Jesus encouraged one young man to take out such an account, but He was unsuccessful in convincing him of its value: “If thou wilt be perfect, go and sell that thou hast, and give to the poor, and thou shalt have treasure in heaven: and come and follow me. But when the young man heard that saying, he went away sorrowful: for he had great possessions” (Matthew 19:21-22). He was more interested in the kind of income they do tax.
Jesus offers us the same deal: “Sell that ye have, and give alms; provide yourselves bags which wax not old, a treasure in the heavens that faileth not, where no thief approacheth, neither moth corrupteth” (Luke 12:33). The wise lay “up in store for themselves a good foundation against the time to come, that they may lay hold on eternal life” (1Timothy 6:19). Peter describes our inheritance as “incorruptible, and undefiled, and that fadeth not away, reserved in heaven for you” (1 Peter 1:4).
The Government Can Tax Our Jewelry but not Our Crown.
They assess the value of our rings, necklaces, watches, and bracelets, but they cannot tax our most treasured piece of jewelry—our crown of life. “Blessed is the man that endureth temptation: for when he is tried, he shall receive the crown of life, which the Lord hath promised to them that love him” (James 1:12). Paul rejoiced that “henceforth there is laid up for me a crown of righteousness, which the Lord, the righteous judge, shall give me at that day: and not to me only, but unto all them also that love his appearing” (2 Timothy 4:8).
The Government Can Tax Our Possessions but not Our Blessings.
If forced to choose, we would forsake every earthly possession in order to keep our peace of mind. Spiritually, we have remission of sins (Acts 2:38), newness of life (Romans 6:3-4), hope of everlasting life (Mark 10:29-30; John 3:16; Titus 3:7; 1 John 2:25), peace that passes understanding (Philippians 4:7), joy unspeakable (1 Peter 1:8), and songs in the night (Psalm 42:8). No one can ever tax these riches.

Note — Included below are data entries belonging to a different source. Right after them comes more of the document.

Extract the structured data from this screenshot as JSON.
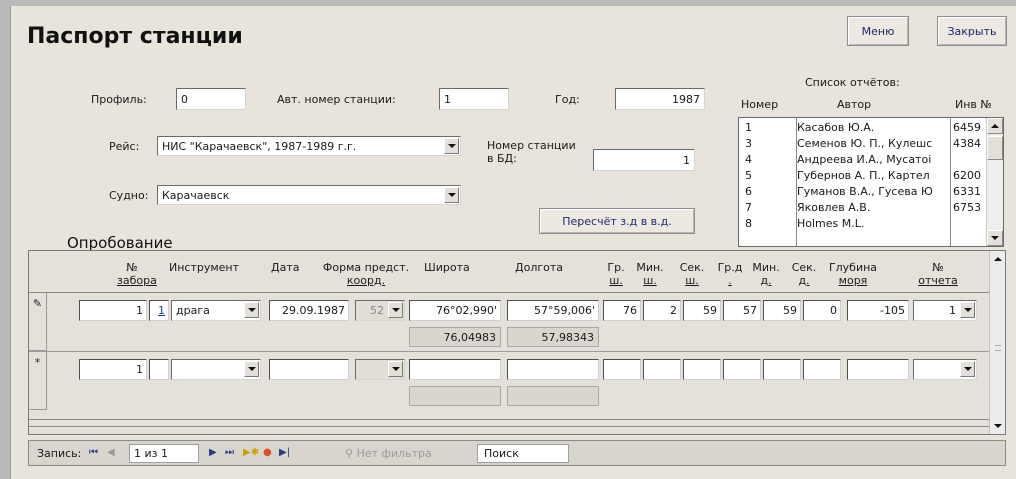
{
  "form": {
    "title": "Паспорт станции",
    "menu_label": "Меню",
    "close_label": "Закрыть"
  },
  "fields": {
    "profile_label": "Профиль:",
    "profile_value": "0",
    "auto_station_label": "Авт. номер станции:",
    "auto_station_value": "1",
    "year_label": "Год:",
    "year_value": "1987",
    "cruise_label": "Рейс:",
    "cruise_value": "НИС \"Карачаевск\", 1987-1989 г.г.",
    "vessel_label": "Судно:",
    "vessel_value": "Карачаевск",
    "db_station_label_1": "Номер станции",
    "db_station_label_2": "в БД:",
    "db_station_value": "1",
    "recalc_label": "Пересчёт з.д в в.д."
  },
  "reports": {
    "title": "Список отчётов:",
    "columns": [
      "Номер",
      "Автор",
      "Инв №"
    ],
    "rows": [
      {
        "num": "1",
        "author": "Касабов Ю.А.",
        "inv": "6459"
      },
      {
        "num": "3",
        "author": "Семенов Ю. П., Кулешс",
        "inv": "4384"
      },
      {
        "num": "4",
        "author": "Андреева И.А., Мусатоі",
        "inv": ""
      },
      {
        "num": "5",
        "author": "Губернов А. П., Картел",
        "inv": "6200"
      },
      {
        "num": "6",
        "author": "Гуманов В.А., Гусева Ю",
        "inv": "6331"
      },
      {
        "num": "7",
        "author": "Яковлев А.В.",
        "inv": "6753"
      },
      {
        "num": "8",
        "author": "Holmes M.L.",
        "inv": ""
      }
    ]
  },
  "sampling": {
    "section_title": "Опробование",
    "headers": {
      "sample_no_1": "№",
      "sample_no_2": "забора",
      "instrument": "Инструмент",
      "date": "Дата",
      "coord_form_1": "Форма предст.",
      "coord_form_2": "коорд.",
      "latitude": "Широта",
      "longitude": "Долгота",
      "lat_deg_1": "Гр.",
      "lat_deg_2": "ш.",
      "lat_min_1": "Мин.",
      "lat_min_2": "ш.",
      "lat_sec_1": "Сек.",
      "lat_sec_2": "ш.",
      "lon_deg_1": "Гр.д",
      "lon_deg_2": ".",
      "lon_min_1": "Мин.",
      "lon_min_2": "д.",
      "lon_sec_1": "Сек.",
      "lon_sec_2": "д.",
      "depth_1": "Глубина",
      "depth_2": "моря",
      "report_no_1": "№",
      "report_no_2": "отчета"
    },
    "row": {
      "sample_no": "1",
      "link": "1",
      "instrument": "драга",
      "date": "29.09.1987",
      "coord_form": "52",
      "latitude": "76°02,990'",
      "longitude": "57°59,006'",
      "lat_deg": "76",
      "lat_min": "2",
      "lat_sec": "59",
      "lon_deg": "57",
      "lon_min": "59",
      "lon_sec": "0",
      "depth": "-105",
      "report_no": "1",
      "lat_decimal": "76,04983",
      "lon_decimal": "57,98343"
    },
    "new_row": {
      "sample_no": "1",
      "marker": "*"
    },
    "edit_marker": "✎"
  },
  "navigation": {
    "record_label": "Запись:",
    "record_value": "1 из 1",
    "filter_label": "Нет фильтра",
    "search_label": "Поиск"
  }
}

A tax assessor came one day to a poor Christian to determine the amount of taxes he would have to pay. He asked, “What property do you possess?”
“I am a very wealthy man,” replied the Christian.

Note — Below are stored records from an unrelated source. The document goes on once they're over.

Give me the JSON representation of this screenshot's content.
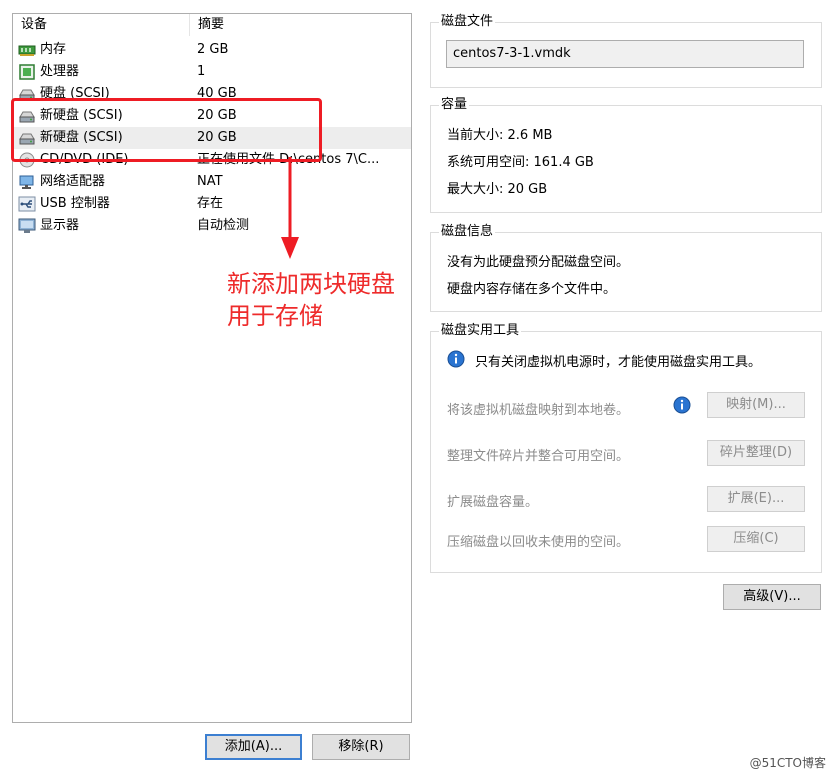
{
  "devices": {
    "columns": {
      "device": "设备",
      "summary": "摘要"
    },
    "rows": [
      {
        "name": "内存",
        "summary": "2 GB",
        "icon": "memory-icon"
      },
      {
        "name": "处理器",
        "summary": "1",
        "icon": "processor-icon"
      },
      {
        "name": "硬盘 (SCSI)",
        "summary": "40 GB",
        "icon": "hard-disk-icon"
      },
      {
        "name": "新硬盘 (SCSI)",
        "summary": "20 GB",
        "icon": "hard-disk-icon"
      },
      {
        "name": "新硬盘 (SCSI)",
        "summary": "20 GB",
        "icon": "hard-disk-icon"
      },
      {
        "name": "CD/DVD (IDE)",
        "summary": "正在使用文件 D:\\centos 7\\C...",
        "icon": "cd-dvd-icon"
      },
      {
        "name": "网络适配器",
        "summary": "NAT",
        "icon": "network-adapter-icon"
      },
      {
        "name": "USB 控制器",
        "summary": "存在",
        "icon": "usb-icon"
      },
      {
        "name": "显示器",
        "summary": "自动检测",
        "icon": "display-icon"
      }
    ],
    "selected_index": 4
  },
  "buttons": {
    "add": "添加(A)...",
    "remove": "移除(R)"
  },
  "disk_file": {
    "label": "磁盘文件",
    "value": "centos7-3-1.vmdk"
  },
  "capacity": {
    "label": "容量",
    "current": "当前大小: 2.6 MB",
    "available": "系统可用空间: 161.4 GB",
    "max": "最大大小: 20 GB"
  },
  "disk_info": {
    "label": "磁盘信息",
    "line1": "没有为此硬盘预分配磁盘空间。",
    "line2": "硬盘内容存储在多个文件中。"
  },
  "utilities": {
    "label": "磁盘实用工具",
    "notice": "只有关闭虚拟机电源时，才能使用磁盘实用工具。",
    "map_text": "将该虚拟机磁盘映射到本地卷。",
    "map_btn": "映射(M)...",
    "defrag_text": "整理文件碎片并整合可用空间。",
    "defrag_btn": "碎片整理(D)",
    "expand_text": "扩展磁盘容量。",
    "expand_btn": "扩展(E)...",
    "compact_text": "压缩磁盘以回收未使用的空间。",
    "compact_btn": "压缩(C)"
  },
  "advanced_btn": "高级(V)...",
  "annotation": {
    "line1": "新添加两块硬盘",
    "line2": "用于存储"
  },
  "watermark": "@51CTO博客",
  "colors": {
    "annotation_red": "#ee1c24",
    "info_blue": "#1e6fd0"
  }
}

“List your possessions, please,” the assessor instructed.
This is what the Christian said: “First, I have everlasting life (John 3:16). Second, I have a mansion in heaven (John 14:2). Third, I have a peace that passes all understanding (Philippians 4:7). Fourth, I have joy unspeakable (1 Peter 1:8). Fifth, I have divine love, which never fails (1 Corinthians 13:8). Sixth, I have a faithful wife whose price is far above rubies (Proverbs 31:10-12). Seventh, I have healthy, happy, obedient children whom I treasure (Exodus 20:12). Eighth, I have true, loyal friends (Proverbs 18:24). Ninth, I have songs in the night (Psalm 42:8). Tenth, I have a crown of life (James 1:12). Eleventh, I have a doctor who is on call at all times, and he makes house calls (Psalm 30:2). Finally, I shall never suffer want as my every need is provided (Philippians 4:19).”
The tax assessor closed his book, and said, “Truly you are a very rich man, but your property is not subject to taxation.”
How blessed we are! We had better keep this to ourselves, or the politicians will try to find a way to tax blessings, too.